Linked by Thom Holwerda on Tue 1st Mar 2011 00:28 UTC
Mac OS X It's sad to see that even after all these years, we still have to write articles like this one. It's all over the web right now: a new backdoor Mac OS X trojan discovered! Code execution! Indicative of rise in Mac malware! Until, of course, you actually take a look at what's going on, and see that not only is it not in the wild, it can't really do anything because it's a beta.
Thread beginning with comment 464541
To view parent comment, click here.
To read all comments associated with this story, please click here.
RE[6]: Maybe I'm crazy...
by Neolander on Wed 2nd Mar 2011 15:41 UTC in reply to "RE[5]: Maybe I'm crazy..."
Member since:

Not sure I worded my post properly, because it seems you didn't understand what I was trying to say. Here's another try...

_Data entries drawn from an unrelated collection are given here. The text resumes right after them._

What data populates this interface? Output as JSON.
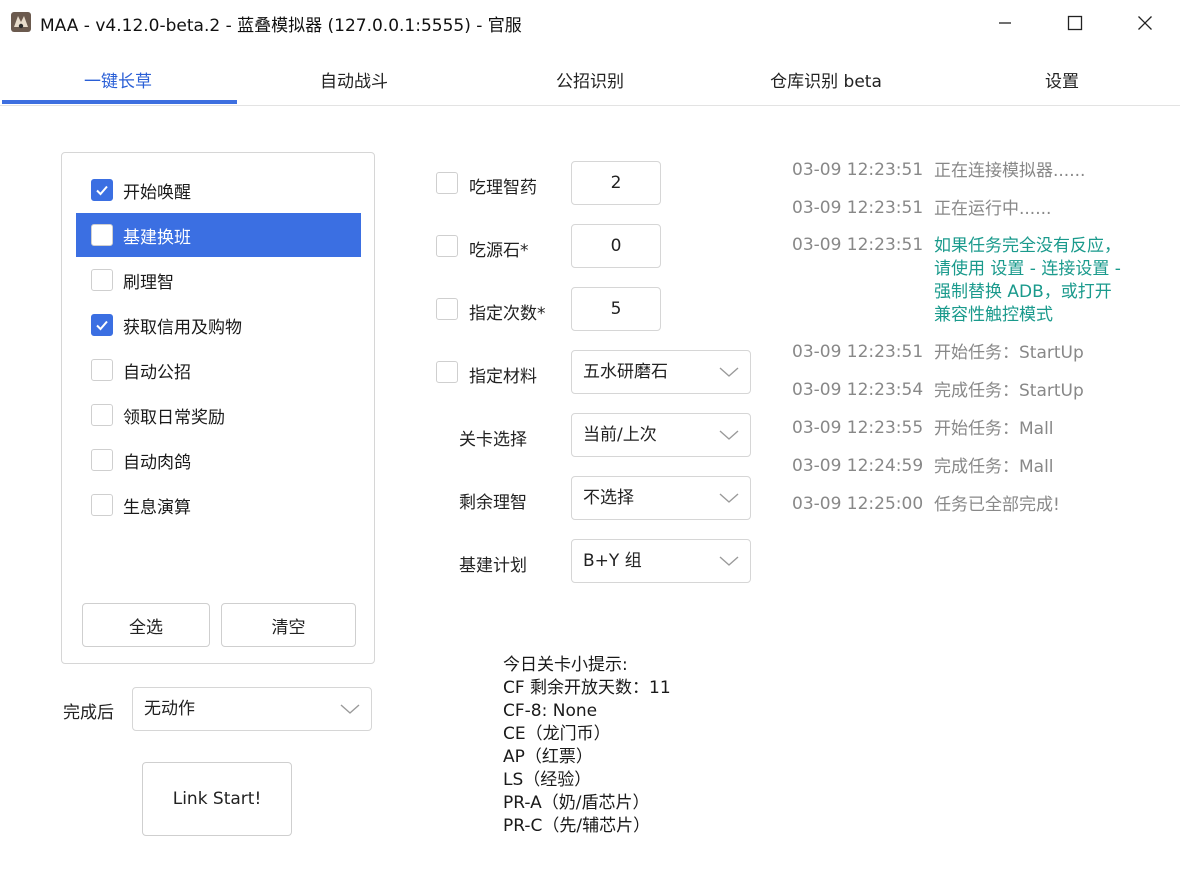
{
  "window": {
    "title": "MAA - v4.12.0-beta.2 - 蓝叠模拟器 (127.0.0.1:5555) - 官服"
  },
  "tabs": [
    {
      "label": "一键长草",
      "active": true
    },
    {
      "label": "自动战斗"
    },
    {
      "label": "公招识别"
    },
    {
      "label": "仓库识别 beta"
    },
    {
      "label": "设置"
    }
  ],
  "tasks": [
    {
      "label": "开始唤醒",
      "checked": true
    },
    {
      "label": "基建换班",
      "checked": false,
      "selected": true
    },
    {
      "label": "刷理智",
      "checked": false
    },
    {
      "label": "获取信用及购物",
      "checked": true
    },
    {
      "label": "自动公招",
      "checked": false
    },
    {
      "label": "领取日常奖励",
      "checked": false
    },
    {
      "label": "自动肉鸽",
      "checked": false
    },
    {
      "label": "生息演算",
      "checked": false
    }
  ],
  "task_buttons": {
    "select_all": "全选",
    "clear": "清空"
  },
  "after_finish": {
    "label": "完成后",
    "value": "无动作"
  },
  "link_start": "Link Start!",
  "options": {
    "medicine": {
      "label": "吃理智药",
      "value": "2"
    },
    "stone": {
      "label": "吃源石*",
      "value": "0"
    },
    "times": {
      "label": "指定次数*",
      "value": "5"
    },
    "material": {
      "label": "指定材料",
      "value": "五水研磨石"
    },
    "stage": {
      "label": "关卡选择",
      "value": "当前/上次"
    },
    "remaining": {
      "label": "剩余理智",
      "value": "不选择"
    },
    "infrast_plan": {
      "label": "基建计划",
      "value": "B+Y 组"
    }
  },
  "tips": [
    "今日关卡小提示:",
    "CF 剩余开放天数：11",
    "CF-8: None",
    "CE（龙门币）",
    "AP（红票）",
    "LS（经验）",
    "PR-A（奶/盾芯片）",
    "PR-C（先/辅芯片）"
  ],
  "log": [
    {
      "time": "03-09  12:23:51",
      "msg": "正在连接模拟器......"
    },
    {
      "time": "03-09  12:23:51",
      "msg": "正在运行中......"
    },
    {
      "time": "03-09  12:23:51",
      "msg": "如果任务完全没有反应，\n请使用 设置 - 连接设置 -\n强制替换 ADB，或打开\n兼容性触控模式",
      "warn": true
    },
    {
      "time": "03-09  12:23:51",
      "msg": "开始任务：StartUp"
    },
    {
      "time": "03-09  12:23:54",
      "msg": "完成任务：StartUp"
    },
    {
      "time": "03-09  12:23:55",
      "msg": "开始任务：Mall"
    },
    {
      "time": "03-09  12:24:59",
      "msg": "完成任务：Mall"
    },
    {
      "time": "03-09  12:25:00",
      "msg": "任务已全部完成!"
    }
  ],
  "colors": {
    "accent": "#3b6fe2",
    "log_warn": "#1a9a8c",
    "log_text": "#888888"
  }
}
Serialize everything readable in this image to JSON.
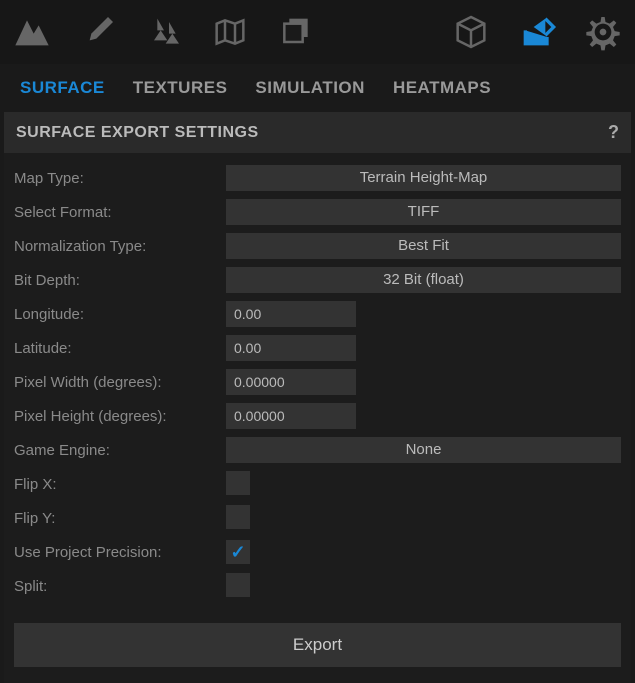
{
  "toolbar": {
    "icons": [
      "mountain",
      "brush",
      "trees",
      "map",
      "layers",
      "cube",
      "share",
      "gear"
    ],
    "active": "share"
  },
  "tabs": {
    "items": [
      "SURFACE",
      "TEXTURES",
      "SIMULATION",
      "HEATMAPS"
    ],
    "active": "SURFACE"
  },
  "panel": {
    "title": "SURFACE EXPORT SETTINGS",
    "help": "?"
  },
  "form": {
    "map_type": {
      "label": "Map Type:",
      "value": "Terrain Height-Map"
    },
    "select_format": {
      "label": "Select Format:",
      "value": "TIFF"
    },
    "normalization_type": {
      "label": "Normalization Type:",
      "value": "Best Fit"
    },
    "bit_depth": {
      "label": "Bit Depth:",
      "value": "32 Bit (float)"
    },
    "longitude": {
      "label": "Longitude:",
      "value": "0.00"
    },
    "latitude": {
      "label": "Latitude:",
      "value": "0.00"
    },
    "pixel_width": {
      "label": "Pixel Width (degrees):",
      "value": "0.00000"
    },
    "pixel_height": {
      "label": "Pixel Height (degrees):",
      "value": "0.00000"
    },
    "game_engine": {
      "label": "Game Engine:",
      "value": "None"
    },
    "flip_x": {
      "label": "Flip X:",
      "checked": false
    },
    "flip_y": {
      "label": "Flip Y:",
      "checked": false
    },
    "use_project_precision": {
      "label": "Use Project Precision:",
      "checked": true
    },
    "split": {
      "label": "Split:",
      "checked": false
    }
  },
  "export_button": "Export"
}
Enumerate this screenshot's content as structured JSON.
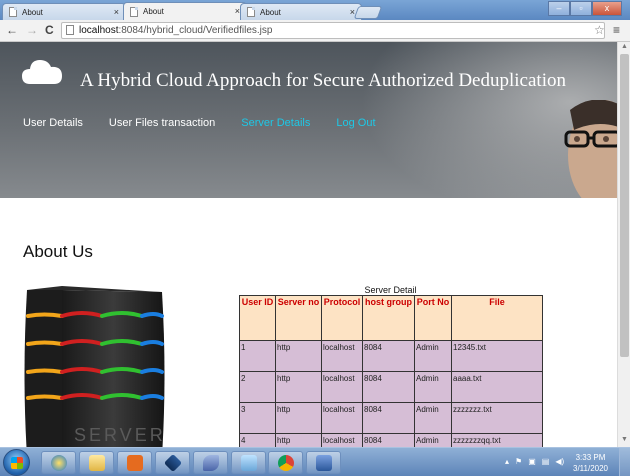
{
  "browser": {
    "tabs": [
      {
        "label": "About",
        "close": "×"
      },
      {
        "label": "About",
        "close": "×"
      },
      {
        "label": "About",
        "close": "×"
      }
    ],
    "url_host": "localhost",
    "url_rest": ":8084/hybrid_cloud/Verifiedfiles.jsp",
    "back": "←",
    "forward": "→",
    "reload": "C",
    "star": "☆",
    "menu": "≡",
    "window_buttons": [
      "–",
      "▫",
      "x"
    ]
  },
  "site": {
    "title": "A Hybrid Cloud Approach for Secure Authorized Deduplication",
    "nav": [
      {
        "label": "User Details",
        "color": "#ffffff"
      },
      {
        "label": "User Files transaction",
        "color": "#ffffff"
      },
      {
        "label": "Server Details",
        "color": "#1ec8e6"
      },
      {
        "label": "Log Out",
        "color": "#1ec8e6"
      }
    ]
  },
  "page": {
    "heading": "About Us",
    "server_image_text": "SERVER"
  },
  "table": {
    "caption": "Server Detail",
    "headers": [
      "User ID",
      "Server no",
      "Protocol",
      "host group",
      "Port No",
      "File"
    ],
    "rows": [
      [
        "1",
        "http",
        "localhost",
        "8084",
        "Admin",
        "12345.txt"
      ],
      [
        "2",
        "http",
        "localhost",
        "8084",
        "Admin",
        "aaaa.txt"
      ],
      [
        "3",
        "http",
        "localhost",
        "8084",
        "Admin",
        "zzzzzzz.txt"
      ],
      [
        "4",
        "http",
        "localhost",
        "8084",
        "Admin",
        "zzzzzzzqq.txt"
      ]
    ]
  },
  "taskbar": {
    "time": "3:33 PM",
    "date": "3/11/2020",
    "tray_icons": [
      "▴",
      "⚑",
      "▣",
      "▤",
      "◀)"
    ]
  }
}
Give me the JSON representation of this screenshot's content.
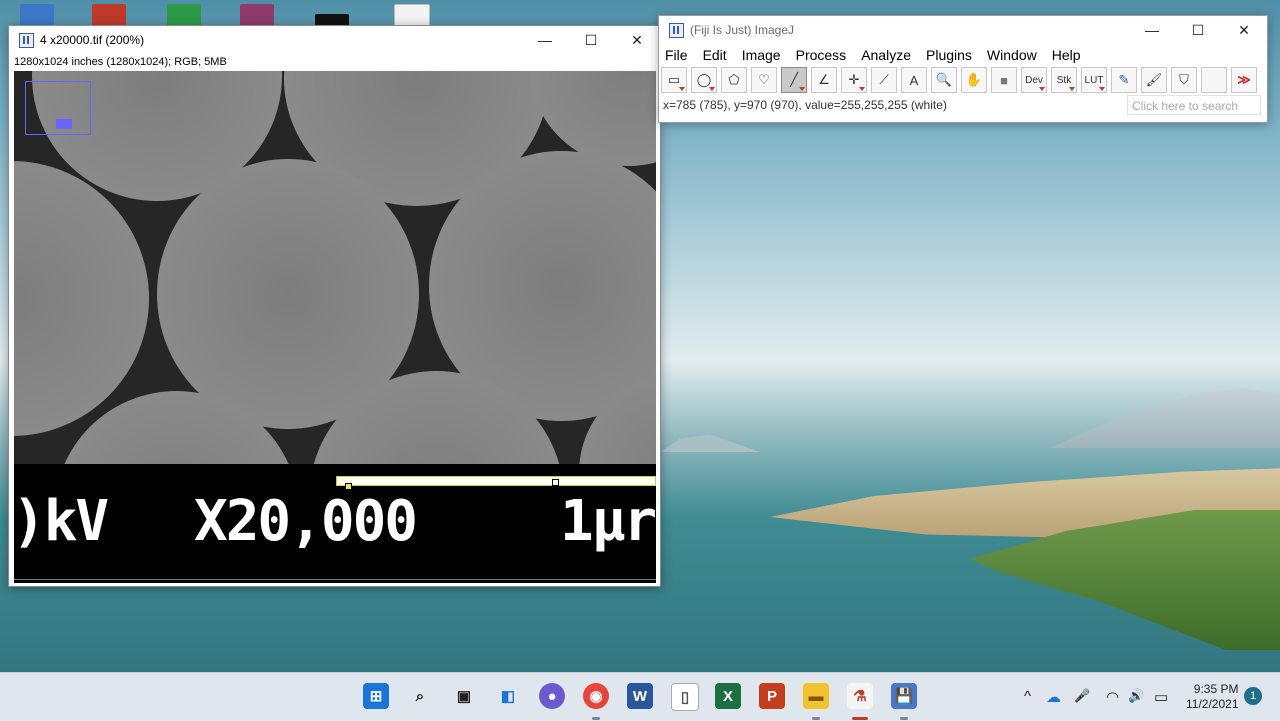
{
  "colors": {
    "accent": "#6b63ff",
    "taskbar": "#dfe6ee",
    "scale_bar_outline": "#cfcf3a"
  },
  "image_window": {
    "title": "4 x20000.tif (200%)",
    "info": "1280x1024 inches (1280x1024); RGB; 5MB",
    "controls": {
      "minimize": "—",
      "maximize": "☐",
      "close": "✕"
    },
    "overlay": {
      "kv_text": ")kV",
      "mag_text": "X20,000",
      "scale_text": "1µr"
    }
  },
  "fiji_window": {
    "title": "(Fiji Is Just) ImageJ",
    "controls": {
      "minimize": "—",
      "maximize": "☐",
      "close": "✕"
    },
    "menu": [
      "File",
      "Edit",
      "Image",
      "Process",
      "Analyze",
      "Plugins",
      "Window",
      "Help"
    ],
    "tools": {
      "rectangle": "▭",
      "oval": "◯",
      "polygon": "⬠",
      "freehand": "♡",
      "line": "╱",
      "angle": "∠",
      "point": "✛",
      "wand": "⟋",
      "text": "A",
      "zoom": "🔍",
      "hand": "✋",
      "color": "■",
      "dev": "Dev",
      "stk": "Stk",
      "lut": "LUT",
      "pencil": "✎",
      "brush": "🖌",
      "flood": "⛉",
      "blank": "",
      "more": "≫"
    },
    "status": "x=785 (785), y=970 (970), value=255,255,255 (white)",
    "search_placeholder": "Click here to search"
  },
  "taskbar": {
    "icons": {
      "start": "⊞",
      "search": "⌕",
      "taskview": "▣",
      "widgets": "◧",
      "chat": "●",
      "chrome": "◉",
      "word": "W",
      "file": "▯",
      "excel": "X",
      "powerpoint": "P",
      "explorer": "▬",
      "fiji": "⚗",
      "save": "💾"
    },
    "tray": {
      "chevron": "^",
      "onedrive": "☁",
      "mic": "🎤",
      "wifi": "◠",
      "volume": "🔊",
      "battery": "▭"
    },
    "time": "9:35 PM",
    "date": "11/2/2021",
    "notification_count": "1"
  }
}
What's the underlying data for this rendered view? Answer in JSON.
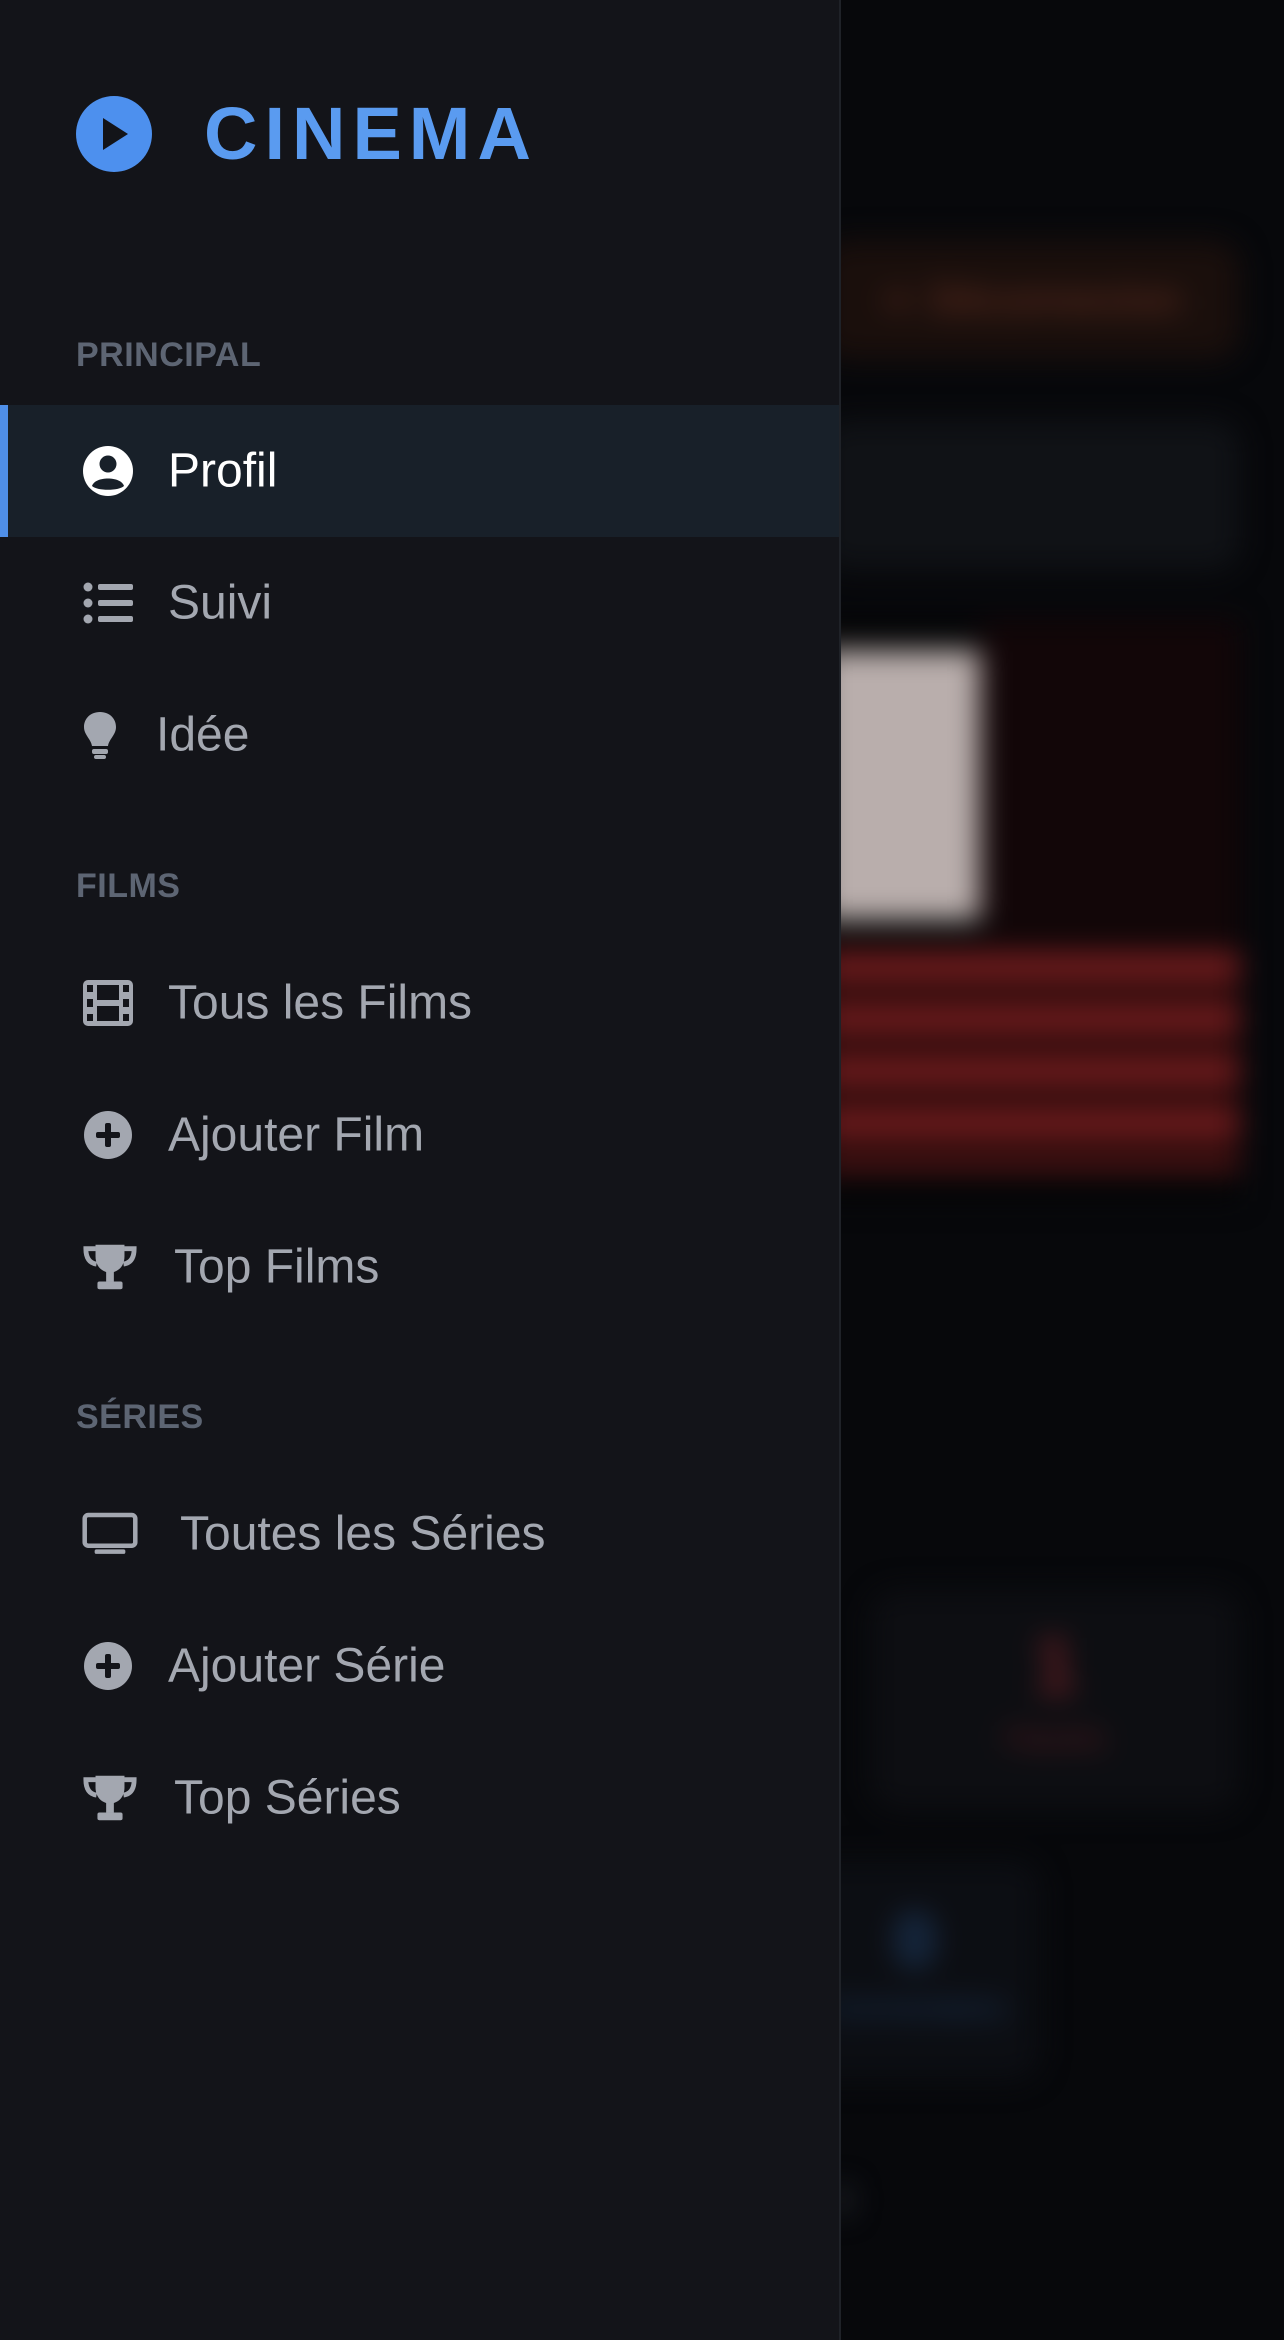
{
  "colors": {
    "accent": "#4d90ee",
    "drawer_bg": "#131419",
    "active_bg": "#182029",
    "section_label": "#5d6573",
    "item_text": "#a3a7b0",
    "active_text": "#ffffff"
  },
  "brand": {
    "title": "CINEMA",
    "icon": "play-circle-icon"
  },
  "sections": {
    "principal": {
      "label": "PRINCIPAL",
      "items": [
        {
          "label": "Profil",
          "icon": "user-circle-icon",
          "active": true
        },
        {
          "label": "Suivi",
          "icon": "list-icon",
          "active": false
        },
        {
          "label": "Idée",
          "icon": "lightbulb-icon",
          "active": false
        }
      ]
    },
    "films": {
      "label": "FILMS",
      "items": [
        {
          "label": "Tous les Films",
          "icon": "film-icon"
        },
        {
          "label": "Ajouter Film",
          "icon": "plus-circle-icon"
        },
        {
          "label": "Top Films",
          "icon": "trophy-icon"
        }
      ]
    },
    "series": {
      "label": "SÉRIES",
      "items": [
        {
          "label": "Toutes les Séries",
          "icon": "tv-icon"
        },
        {
          "label": "Ajouter Série",
          "icon": "plus-circle-icon"
        },
        {
          "label": "Top Séries",
          "icon": "trophy-icon"
        }
      ]
    }
  },
  "background_page": {
    "logout_label": "Déconnexion",
    "stat_1_value": "1",
    "stat_1_label": "Favoris",
    "stat_2_value": "0",
    "stat_2_label": "Commentaires"
  }
}
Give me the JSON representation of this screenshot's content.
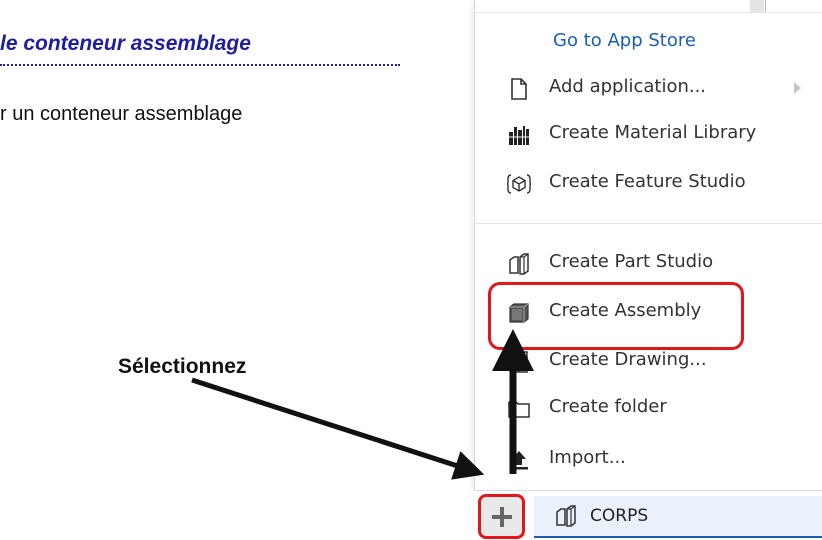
{
  "document": {
    "title": "le conteneur assemblage",
    "body_text": "r un conteneur assemblage",
    "instruction": "Sélectionnez"
  },
  "menu": {
    "app_store_label": "Go to App Store",
    "items": [
      {
        "label": "Add application...",
        "icon": "file-icon",
        "has_submenu": true
      },
      {
        "label": "Create Material Library",
        "icon": "material-library-icon"
      },
      {
        "label": "Create Feature Studio",
        "icon": "feature-studio-icon"
      },
      {
        "label": "Create Part Studio",
        "icon": "part-studio-icon"
      },
      {
        "label": "Create Assembly",
        "icon": "assembly-icon",
        "highlighted": true
      },
      {
        "label": "Create Drawing...",
        "icon": "drawing-icon"
      },
      {
        "label": "Create folder",
        "icon": "folder-icon"
      },
      {
        "label": "Import...",
        "icon": "import-icon"
      }
    ]
  },
  "tabbar": {
    "add_button_icon": "plus-icon",
    "active_tab_label": "CORPS",
    "active_tab_icon": "part-studio-icon"
  },
  "colors": {
    "link_blue": "#1b5fb3",
    "highlight_red": "#e3161b",
    "title_blue": "#1f1f9e"
  }
}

With Windows NT, Microsoft have introduced some true multi-user mechanism, and the root/user security model based on that. Normally, Windows applications should now use HKEY_CURRENT_USER and the Users/Document&Settings folders to store their data, and nothing else. Sadly, some developers kept their old coding practices from the Win9x era, since "it worked".

As a result, Microsoft have forced them to change, by making sure that all applications requiring root access display an annoying UAC popup on startup. Net result : terrible user experience, and users end up ignoring the popups because they are encountered too frequently. But Microsoft didn't really have a choice.

Apple, to the contrary, do have a way to update their security model more cleanly, because they control Xcode, an IDE which AFAIK nearly everyone developing for Apple OSs use.

So they can modify Xcode's default settings so that by default, it sets up highly aggressive sandboxing for all applications. This way, developers won't be able to code the old way (writing config files randomly in the user's home folder, etc...). Developers trying to use old development practices will see that they fail, try to understand why, and discover that it's because of sandboxing. At this point, I bet many will think "hey, great idea, didn't know about that !" and try to learn more. Of course, there will still be others who alter Xcode's settings so that it works the old way, or keep the old release of Xcode. For those, making sandboxing mandatory on the App Store would indeed be a good option.

Edited 2011-03-02 15:44 UTC

Reply Parent Score: 1